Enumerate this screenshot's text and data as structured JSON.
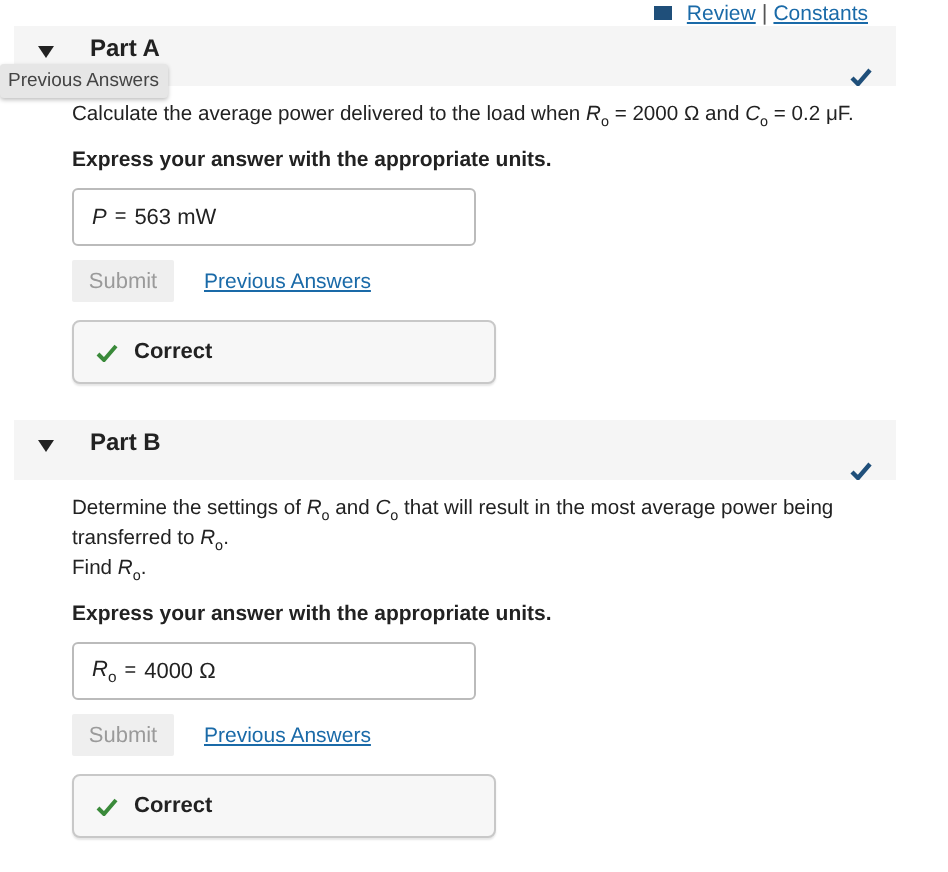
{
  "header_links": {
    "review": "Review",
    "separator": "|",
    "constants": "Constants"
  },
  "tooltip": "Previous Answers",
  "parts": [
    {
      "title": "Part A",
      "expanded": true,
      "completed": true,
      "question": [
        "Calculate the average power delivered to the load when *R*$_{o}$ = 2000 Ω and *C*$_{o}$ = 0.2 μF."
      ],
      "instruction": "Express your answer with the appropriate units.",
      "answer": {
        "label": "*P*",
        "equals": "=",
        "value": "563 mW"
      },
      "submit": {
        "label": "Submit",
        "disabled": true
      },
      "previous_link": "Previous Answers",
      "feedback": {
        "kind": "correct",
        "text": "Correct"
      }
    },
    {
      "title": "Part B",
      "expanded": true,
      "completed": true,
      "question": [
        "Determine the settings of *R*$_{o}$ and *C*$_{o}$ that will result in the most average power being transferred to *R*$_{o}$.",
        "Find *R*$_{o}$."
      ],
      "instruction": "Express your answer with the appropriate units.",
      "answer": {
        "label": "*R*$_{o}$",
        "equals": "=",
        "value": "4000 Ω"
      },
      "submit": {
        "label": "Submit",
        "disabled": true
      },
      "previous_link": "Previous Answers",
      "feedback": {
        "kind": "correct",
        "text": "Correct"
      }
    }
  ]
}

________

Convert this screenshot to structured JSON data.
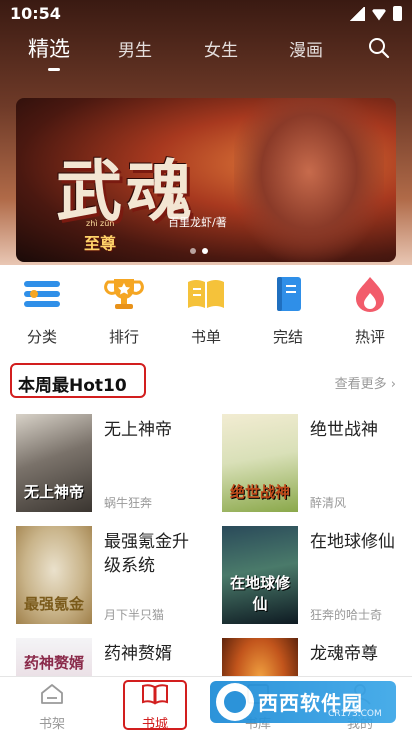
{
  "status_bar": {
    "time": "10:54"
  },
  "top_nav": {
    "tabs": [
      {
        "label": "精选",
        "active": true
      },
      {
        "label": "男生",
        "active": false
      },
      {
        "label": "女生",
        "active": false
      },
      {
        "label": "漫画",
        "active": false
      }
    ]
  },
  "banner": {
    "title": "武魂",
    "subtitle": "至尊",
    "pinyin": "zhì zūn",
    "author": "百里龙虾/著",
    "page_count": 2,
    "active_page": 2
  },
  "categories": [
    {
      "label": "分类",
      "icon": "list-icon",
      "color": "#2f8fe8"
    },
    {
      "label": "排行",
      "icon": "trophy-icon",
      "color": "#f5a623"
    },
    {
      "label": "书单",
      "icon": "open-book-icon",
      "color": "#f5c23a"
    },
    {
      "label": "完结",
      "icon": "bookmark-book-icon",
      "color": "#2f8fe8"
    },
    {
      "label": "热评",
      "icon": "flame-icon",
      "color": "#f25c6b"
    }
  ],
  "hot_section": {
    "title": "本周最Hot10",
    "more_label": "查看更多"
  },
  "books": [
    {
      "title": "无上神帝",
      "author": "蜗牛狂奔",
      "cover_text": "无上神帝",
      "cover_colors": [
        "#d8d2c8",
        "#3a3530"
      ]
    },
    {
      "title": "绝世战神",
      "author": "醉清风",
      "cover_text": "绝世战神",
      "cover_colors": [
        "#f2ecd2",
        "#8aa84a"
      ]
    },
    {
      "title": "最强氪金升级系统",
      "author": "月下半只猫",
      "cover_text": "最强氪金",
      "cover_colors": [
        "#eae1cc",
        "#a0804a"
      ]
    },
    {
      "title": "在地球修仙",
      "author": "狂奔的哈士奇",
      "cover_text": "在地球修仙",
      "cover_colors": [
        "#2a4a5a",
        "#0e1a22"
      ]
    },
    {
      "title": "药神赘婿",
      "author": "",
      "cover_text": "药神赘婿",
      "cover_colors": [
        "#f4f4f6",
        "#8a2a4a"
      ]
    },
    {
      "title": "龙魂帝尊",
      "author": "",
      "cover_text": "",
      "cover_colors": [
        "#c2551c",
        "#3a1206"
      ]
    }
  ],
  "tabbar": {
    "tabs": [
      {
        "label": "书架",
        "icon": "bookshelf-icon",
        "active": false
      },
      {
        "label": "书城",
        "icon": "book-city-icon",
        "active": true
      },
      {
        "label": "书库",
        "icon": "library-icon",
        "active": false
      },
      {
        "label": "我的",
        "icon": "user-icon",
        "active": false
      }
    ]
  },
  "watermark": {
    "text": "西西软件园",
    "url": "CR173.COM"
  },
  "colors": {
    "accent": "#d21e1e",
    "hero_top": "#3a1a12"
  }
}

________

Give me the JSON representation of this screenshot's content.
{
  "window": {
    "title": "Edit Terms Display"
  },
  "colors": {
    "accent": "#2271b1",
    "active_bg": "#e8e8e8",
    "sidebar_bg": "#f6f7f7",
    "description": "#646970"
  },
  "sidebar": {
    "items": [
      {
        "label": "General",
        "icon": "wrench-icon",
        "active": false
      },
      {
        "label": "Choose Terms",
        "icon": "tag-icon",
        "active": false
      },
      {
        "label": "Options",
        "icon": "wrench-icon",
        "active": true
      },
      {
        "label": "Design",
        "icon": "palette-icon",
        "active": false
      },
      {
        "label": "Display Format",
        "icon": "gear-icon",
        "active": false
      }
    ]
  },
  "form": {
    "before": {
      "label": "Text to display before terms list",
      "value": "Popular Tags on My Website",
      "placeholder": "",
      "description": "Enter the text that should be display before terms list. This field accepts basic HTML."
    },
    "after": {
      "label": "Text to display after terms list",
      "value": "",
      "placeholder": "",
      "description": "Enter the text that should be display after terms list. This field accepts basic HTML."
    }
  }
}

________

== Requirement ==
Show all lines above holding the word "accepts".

== Answer for this exercise ==
      "description": "Enter the text that should be display before terms list. This field accepts basic HTML."
      "description": "Enter the text that should be display after terms list. This field accepts basic HTML."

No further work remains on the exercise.